I was once again tripping over backpacks and bodies on the floor doing homework in the hallway of our house. The summer clothes had been put away. The coats and sweaters had been taken out and eagerly donned. The leaves on the trees were turning crisp colors of bright red, orange and yellow. The ground was growing cold. It was October—just six months ago. And that is when I decided to plant the daffodil bulbs that I had purchased in the grocery store soon after they had caught my eye while I was standing in the checkout line.
After a search for gardening tools in our garage, I got down on my knees with tools and bulbs and started digging in the dirt. Digging six inches deep and carefully covering each bulb, I was reminded that planting is messy business. By the time the planting was done, the bulbs were not the only thing covered with dirt. So was I. Yet a feeling of optimism and hope washed over me.
Spring arrived sooner than I could have imagined (where did those six months go?) and I was not disappointed. The bulbs that had been planted last fall did indeed bloom beautifully this March.
These yellow flowers resemble happy faces smiling brightly and trumpeting the start of spring. But they are not just pretty. They are tough. They made it through the winter no worse for the wear. We cannot plant most of our spring flowers until we know that the last frost is over. But a little frost doesn’t phase the daffodils. They’ve been through colder things than frost. They’ve been through the harshness of the winter.
Daffodils are planted right before a frozen death comes to the earth for many months. For this reason, they must be planted with hope. It is easy to hope in the marigolds and zinnias our family routinely plants every spring just outside our front door. They will grow and flourish with a little soil and within a few weeks of a little water and a little sun.
But how does one have hope in flowers one may not see for six months, knowing that snow, ice and brutal cold lie between the planting and the reaping? Yet the daffodils are among the first of all the flowers to rush to greet us in the spring. Daffodils demand only that we plant them in hope. Planting in hope reminds us to pray in hope, as the Holy Spirit teaches us to do.
“The Holy Spirit… teaches us to pray in hope” says the Catechism (CCC 2657). What can we do if we have not one stitch of hope? We can pray for hope. One cannot expect to grow in hope without prayer any more than one can expect a blooming daffodil to surface when one did not bother first in the fall to plant the bulb. We are nourished in hope on our walk through this life with the Lord not just through the liturgy and other prayers of the Church, but also through our own personal prayers to God. As the Catechism reminds us “…the prayers of the Church and personal prayer nourish hope in us” (CCC 2657).
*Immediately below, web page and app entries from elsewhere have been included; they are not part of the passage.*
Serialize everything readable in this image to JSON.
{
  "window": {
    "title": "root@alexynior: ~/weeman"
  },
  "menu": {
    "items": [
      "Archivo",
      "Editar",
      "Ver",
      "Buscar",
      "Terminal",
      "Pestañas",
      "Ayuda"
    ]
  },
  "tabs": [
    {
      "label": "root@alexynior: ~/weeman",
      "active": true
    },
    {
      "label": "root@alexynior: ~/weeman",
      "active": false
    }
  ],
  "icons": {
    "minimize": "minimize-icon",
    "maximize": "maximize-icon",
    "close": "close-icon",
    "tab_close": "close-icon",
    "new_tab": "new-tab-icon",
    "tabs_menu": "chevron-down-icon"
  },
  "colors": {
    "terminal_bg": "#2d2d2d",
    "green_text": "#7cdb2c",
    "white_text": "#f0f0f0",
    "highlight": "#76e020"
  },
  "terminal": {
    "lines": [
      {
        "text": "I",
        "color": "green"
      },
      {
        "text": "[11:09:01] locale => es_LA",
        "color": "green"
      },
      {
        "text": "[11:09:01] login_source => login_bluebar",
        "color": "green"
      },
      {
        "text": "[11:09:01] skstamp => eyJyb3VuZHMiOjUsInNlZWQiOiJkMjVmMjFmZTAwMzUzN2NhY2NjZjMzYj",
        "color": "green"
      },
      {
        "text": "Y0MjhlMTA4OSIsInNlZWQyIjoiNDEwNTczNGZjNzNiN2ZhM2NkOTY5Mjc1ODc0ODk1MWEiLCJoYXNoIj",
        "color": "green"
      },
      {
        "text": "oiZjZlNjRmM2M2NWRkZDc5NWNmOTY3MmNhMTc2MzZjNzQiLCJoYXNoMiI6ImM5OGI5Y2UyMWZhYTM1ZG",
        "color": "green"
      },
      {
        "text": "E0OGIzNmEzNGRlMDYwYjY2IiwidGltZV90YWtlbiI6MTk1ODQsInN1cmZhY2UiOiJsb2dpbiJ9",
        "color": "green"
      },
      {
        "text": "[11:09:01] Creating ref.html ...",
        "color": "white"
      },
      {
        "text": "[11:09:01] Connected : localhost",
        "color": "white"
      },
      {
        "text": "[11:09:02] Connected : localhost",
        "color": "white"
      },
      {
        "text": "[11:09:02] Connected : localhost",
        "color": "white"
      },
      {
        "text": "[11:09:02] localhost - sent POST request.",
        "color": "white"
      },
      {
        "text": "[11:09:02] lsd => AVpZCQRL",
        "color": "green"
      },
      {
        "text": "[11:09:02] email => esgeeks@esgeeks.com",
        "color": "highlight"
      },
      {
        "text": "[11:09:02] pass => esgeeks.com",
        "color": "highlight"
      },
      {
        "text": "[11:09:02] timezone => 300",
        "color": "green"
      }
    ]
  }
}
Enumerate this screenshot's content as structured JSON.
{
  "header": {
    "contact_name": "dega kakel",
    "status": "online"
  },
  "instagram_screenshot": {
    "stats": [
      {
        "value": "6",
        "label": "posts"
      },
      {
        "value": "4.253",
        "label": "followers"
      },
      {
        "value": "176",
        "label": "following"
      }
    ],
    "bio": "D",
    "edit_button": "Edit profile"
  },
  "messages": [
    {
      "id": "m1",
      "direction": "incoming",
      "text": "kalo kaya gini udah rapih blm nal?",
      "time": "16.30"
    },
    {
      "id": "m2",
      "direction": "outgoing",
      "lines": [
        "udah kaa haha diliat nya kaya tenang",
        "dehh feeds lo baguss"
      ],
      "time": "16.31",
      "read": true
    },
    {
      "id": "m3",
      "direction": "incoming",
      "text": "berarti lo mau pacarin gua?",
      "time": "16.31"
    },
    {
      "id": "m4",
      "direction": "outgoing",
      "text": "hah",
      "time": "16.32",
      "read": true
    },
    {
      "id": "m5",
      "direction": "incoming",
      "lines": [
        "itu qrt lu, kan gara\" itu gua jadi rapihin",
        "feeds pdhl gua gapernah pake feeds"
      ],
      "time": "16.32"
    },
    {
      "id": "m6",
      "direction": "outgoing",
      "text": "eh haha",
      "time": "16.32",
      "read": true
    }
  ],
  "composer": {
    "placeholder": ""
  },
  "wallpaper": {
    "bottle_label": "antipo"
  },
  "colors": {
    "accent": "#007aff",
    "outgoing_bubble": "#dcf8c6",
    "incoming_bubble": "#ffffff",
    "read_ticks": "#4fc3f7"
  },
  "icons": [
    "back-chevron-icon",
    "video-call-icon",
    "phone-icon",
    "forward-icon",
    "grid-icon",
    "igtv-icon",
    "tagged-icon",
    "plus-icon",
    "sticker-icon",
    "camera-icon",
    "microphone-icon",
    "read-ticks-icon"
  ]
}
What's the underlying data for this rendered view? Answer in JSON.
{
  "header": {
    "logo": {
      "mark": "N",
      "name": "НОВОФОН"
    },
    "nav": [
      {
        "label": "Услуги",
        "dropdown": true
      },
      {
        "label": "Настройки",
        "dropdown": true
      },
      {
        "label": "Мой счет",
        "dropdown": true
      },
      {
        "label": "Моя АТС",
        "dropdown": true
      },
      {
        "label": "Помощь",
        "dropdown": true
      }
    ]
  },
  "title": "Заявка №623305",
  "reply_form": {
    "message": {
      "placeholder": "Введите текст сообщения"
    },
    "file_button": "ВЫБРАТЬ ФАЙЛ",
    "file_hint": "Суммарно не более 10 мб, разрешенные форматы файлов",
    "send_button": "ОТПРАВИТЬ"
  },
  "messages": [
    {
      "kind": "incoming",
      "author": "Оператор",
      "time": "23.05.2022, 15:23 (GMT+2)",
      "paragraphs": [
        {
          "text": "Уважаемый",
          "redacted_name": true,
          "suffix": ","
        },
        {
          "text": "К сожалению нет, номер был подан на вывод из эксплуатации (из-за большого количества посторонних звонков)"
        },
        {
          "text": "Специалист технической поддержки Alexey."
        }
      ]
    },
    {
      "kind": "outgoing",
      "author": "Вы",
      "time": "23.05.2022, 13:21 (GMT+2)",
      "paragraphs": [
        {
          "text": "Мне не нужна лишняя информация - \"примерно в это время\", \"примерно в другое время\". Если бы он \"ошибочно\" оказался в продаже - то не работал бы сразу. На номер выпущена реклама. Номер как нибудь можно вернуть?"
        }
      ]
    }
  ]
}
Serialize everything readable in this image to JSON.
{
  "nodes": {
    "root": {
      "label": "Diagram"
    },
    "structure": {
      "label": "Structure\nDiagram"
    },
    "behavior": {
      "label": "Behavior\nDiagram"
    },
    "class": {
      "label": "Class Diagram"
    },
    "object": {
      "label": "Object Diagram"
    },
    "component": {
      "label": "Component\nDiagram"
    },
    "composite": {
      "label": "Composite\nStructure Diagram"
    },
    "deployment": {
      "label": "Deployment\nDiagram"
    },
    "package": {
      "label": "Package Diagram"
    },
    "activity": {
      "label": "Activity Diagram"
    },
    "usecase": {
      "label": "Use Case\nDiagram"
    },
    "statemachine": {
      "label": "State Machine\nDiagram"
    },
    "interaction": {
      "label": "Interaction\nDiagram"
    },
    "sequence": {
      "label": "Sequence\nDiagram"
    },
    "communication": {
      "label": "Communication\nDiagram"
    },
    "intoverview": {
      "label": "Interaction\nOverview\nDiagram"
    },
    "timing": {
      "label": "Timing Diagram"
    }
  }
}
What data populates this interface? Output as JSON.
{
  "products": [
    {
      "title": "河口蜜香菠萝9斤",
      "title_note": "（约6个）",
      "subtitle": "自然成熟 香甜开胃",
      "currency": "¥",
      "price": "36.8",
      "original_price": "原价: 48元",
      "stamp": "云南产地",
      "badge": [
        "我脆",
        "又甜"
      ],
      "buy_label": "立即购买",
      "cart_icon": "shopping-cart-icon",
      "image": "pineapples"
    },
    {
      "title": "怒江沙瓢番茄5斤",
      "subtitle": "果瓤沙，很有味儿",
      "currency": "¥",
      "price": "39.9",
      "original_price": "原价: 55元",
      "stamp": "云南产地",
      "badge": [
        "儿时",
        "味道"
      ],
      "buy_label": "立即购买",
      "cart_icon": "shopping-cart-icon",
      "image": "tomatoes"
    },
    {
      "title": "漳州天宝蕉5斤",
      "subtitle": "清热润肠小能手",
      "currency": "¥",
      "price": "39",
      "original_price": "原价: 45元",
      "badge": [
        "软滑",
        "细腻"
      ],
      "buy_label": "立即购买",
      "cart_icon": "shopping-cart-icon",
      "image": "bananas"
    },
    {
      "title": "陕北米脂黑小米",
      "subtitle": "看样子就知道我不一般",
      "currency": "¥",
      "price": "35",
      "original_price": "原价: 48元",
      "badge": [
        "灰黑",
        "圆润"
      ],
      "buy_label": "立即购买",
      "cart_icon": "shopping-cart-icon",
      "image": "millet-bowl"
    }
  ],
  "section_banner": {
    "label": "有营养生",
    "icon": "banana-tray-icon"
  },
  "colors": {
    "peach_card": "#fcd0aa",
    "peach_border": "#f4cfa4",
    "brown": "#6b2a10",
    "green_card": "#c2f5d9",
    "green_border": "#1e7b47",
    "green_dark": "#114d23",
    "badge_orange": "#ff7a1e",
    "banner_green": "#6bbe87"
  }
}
Our God is God of hope. It is only through prayer and the Holy Spirit that, despite our wretched circumstances or the wretched circumstances of those around us, we can abound joyfully and peacefully in hope. It was St. Paul who prayed: “May the God of hope fill you with all joy and peace in believing, so that by the power of the Holy Spirit you may abound in hope” (Romans 15:13).
Everywhere we look, souls are carrying seemingly hopeless crosses. There are souls struck down by cancer. There are people imprisoned. There are families torn apart by war, separation or divorce. There are parents enslaved by addictions to alcohol, drugs or gambling. There are orphaned children, fatherless children and children who have gone astray. There are scandals, apostasies and liturgical abuses in our own Catholic Church. It might be easy to despair.
But as Christians we need not despair. Rather we “boast of our afflictions, knowing that affliction produces endurance, and endurance proven character, and proven character, hope, and hope does not disappoint…” (Romans 5:5). We can remember that there is no winter so brutally cold, no situation so wretchedly impossible, that God cannot triumph in it. When the harsh winters of our lives approach, we can think of the triumph of our Lord and in our prayers plant daffodils of hope. And then we can patiently wait for them to bloom remembering that “hope does not disappoint.”